These posts were hardly poetic, but they paid my bills. And they taught me valuable skills about writing to deadline, writing in a publication’s style, copyediting, proofreading, and so on. I could name countless writers who followed a similar path. One of my best friends once told me the best thing he ever did for his writing wasn’t getting an MFA or reading great books, but getting a gig writing two 200-500 word blog posts per day, forcing him to learn how to quickly generate ideas and coherent prose.
If you aren’t a freelance writer or artist, maybe this means nothing to you. Still, I’d think about the algorithmic writing you already encounter on a daily basis. The generic auto-response text. The spam bots. AI-generated ads. Computer sports recaps. This text is above all boring. Our eyes gloss over it. It’s disposable, like so much else in our modern world of fast fashion that falls apart in weeks and produce that tastes like paper. Late-stage capitalism cares about quantity over quality every time. Words are the same as widgets in this regard.

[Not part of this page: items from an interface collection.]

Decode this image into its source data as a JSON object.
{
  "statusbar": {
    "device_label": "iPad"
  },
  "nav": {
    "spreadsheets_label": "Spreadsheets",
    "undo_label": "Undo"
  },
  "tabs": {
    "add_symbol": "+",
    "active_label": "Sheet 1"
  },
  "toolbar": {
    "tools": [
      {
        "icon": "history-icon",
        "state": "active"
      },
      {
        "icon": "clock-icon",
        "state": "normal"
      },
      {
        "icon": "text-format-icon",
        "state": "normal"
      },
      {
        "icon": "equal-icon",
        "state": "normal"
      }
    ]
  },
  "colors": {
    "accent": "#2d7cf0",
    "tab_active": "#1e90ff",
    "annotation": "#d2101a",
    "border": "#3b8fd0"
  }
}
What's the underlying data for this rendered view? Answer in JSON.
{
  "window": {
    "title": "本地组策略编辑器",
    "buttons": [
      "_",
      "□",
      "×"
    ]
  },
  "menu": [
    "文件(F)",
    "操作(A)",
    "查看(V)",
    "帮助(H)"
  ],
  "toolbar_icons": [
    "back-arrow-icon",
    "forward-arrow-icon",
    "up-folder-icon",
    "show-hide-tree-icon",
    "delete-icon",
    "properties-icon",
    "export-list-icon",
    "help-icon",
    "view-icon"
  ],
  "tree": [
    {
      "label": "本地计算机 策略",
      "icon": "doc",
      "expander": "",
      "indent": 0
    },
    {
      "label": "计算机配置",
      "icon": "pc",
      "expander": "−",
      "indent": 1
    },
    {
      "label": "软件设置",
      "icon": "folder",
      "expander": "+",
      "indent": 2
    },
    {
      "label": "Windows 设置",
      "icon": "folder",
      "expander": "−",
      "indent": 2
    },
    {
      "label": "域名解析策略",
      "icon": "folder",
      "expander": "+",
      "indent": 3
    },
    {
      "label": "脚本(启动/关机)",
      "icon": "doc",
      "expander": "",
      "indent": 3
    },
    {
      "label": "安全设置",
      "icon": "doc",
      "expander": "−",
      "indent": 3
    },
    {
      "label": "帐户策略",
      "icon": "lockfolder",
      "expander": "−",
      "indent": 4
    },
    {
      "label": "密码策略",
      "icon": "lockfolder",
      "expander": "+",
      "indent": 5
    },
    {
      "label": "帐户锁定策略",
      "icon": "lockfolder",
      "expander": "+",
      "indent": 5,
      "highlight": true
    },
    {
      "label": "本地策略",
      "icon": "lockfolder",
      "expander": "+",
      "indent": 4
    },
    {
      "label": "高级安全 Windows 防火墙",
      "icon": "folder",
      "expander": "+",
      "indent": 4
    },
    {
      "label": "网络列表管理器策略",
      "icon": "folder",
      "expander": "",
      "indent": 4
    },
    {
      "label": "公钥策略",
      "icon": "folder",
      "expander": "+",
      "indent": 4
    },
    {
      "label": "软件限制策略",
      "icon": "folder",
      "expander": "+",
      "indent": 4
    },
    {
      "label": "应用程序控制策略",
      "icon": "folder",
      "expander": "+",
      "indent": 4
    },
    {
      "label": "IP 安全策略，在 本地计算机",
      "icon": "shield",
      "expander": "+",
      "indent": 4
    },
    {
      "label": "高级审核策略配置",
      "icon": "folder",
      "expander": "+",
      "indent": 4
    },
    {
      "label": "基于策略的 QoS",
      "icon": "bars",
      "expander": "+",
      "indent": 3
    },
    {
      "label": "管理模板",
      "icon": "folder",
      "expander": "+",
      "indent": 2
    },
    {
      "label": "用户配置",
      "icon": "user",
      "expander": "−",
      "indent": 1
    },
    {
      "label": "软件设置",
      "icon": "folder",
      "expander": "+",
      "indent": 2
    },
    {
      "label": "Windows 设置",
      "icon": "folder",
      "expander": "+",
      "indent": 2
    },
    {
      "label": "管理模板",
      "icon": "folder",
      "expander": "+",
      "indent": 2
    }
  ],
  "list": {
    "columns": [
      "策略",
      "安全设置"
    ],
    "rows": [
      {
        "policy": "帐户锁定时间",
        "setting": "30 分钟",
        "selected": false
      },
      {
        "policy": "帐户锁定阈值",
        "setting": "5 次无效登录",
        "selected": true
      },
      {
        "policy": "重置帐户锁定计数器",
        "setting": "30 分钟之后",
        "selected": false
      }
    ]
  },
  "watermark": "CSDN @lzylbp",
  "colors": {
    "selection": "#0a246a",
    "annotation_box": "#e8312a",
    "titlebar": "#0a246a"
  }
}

So in the very near future, expect a whole lot more of this dull-as-dirt text and generic images. Meanwhile, artists will have fewer places to earn money and practice their skills and the rich tech bros who already own almost everything will get richer and richer.
If you want to support a non-robot author, please consider subscribing to this newsletter or checking out my science fiction novel The Body Scout, which The New York Times called “Timeless and original…a wild ride, sad and funny, surreal and intelligent” and Boing Boing declared “a modern cyberpunk masterpiece.”
All of this. As a content copywriter by day and novelist by night, I'm more worried about the imminent safety of my day job than anything. With the current state of AI, I'm not in danger...but there are plenty of people just starting out who are, and these tools are progressing in quality at frightening speeds. Right now I have strengths the bots don't, like a capacity of empathy with a reader, an understanding of strategy, rhetorical tools to elicit certain emotions, etc. ...but that's not to say those qualities are *impossible* for an AI to "learn" if people keep leaning into and investing in that. And that's very frightening.
Like you say...we're between a rock and a hard place on this. Writing fiction doesn't pay the bills, and creating web content won't last forever if clients decide "good enough" is worth the $0 price tag. So where do we go next? idk, and I don't like thinking too long about it or I start feeling real not-great.
"Humans care about the humanity of art."
I put it in similar words recently myself. This was a lovely read, thanks!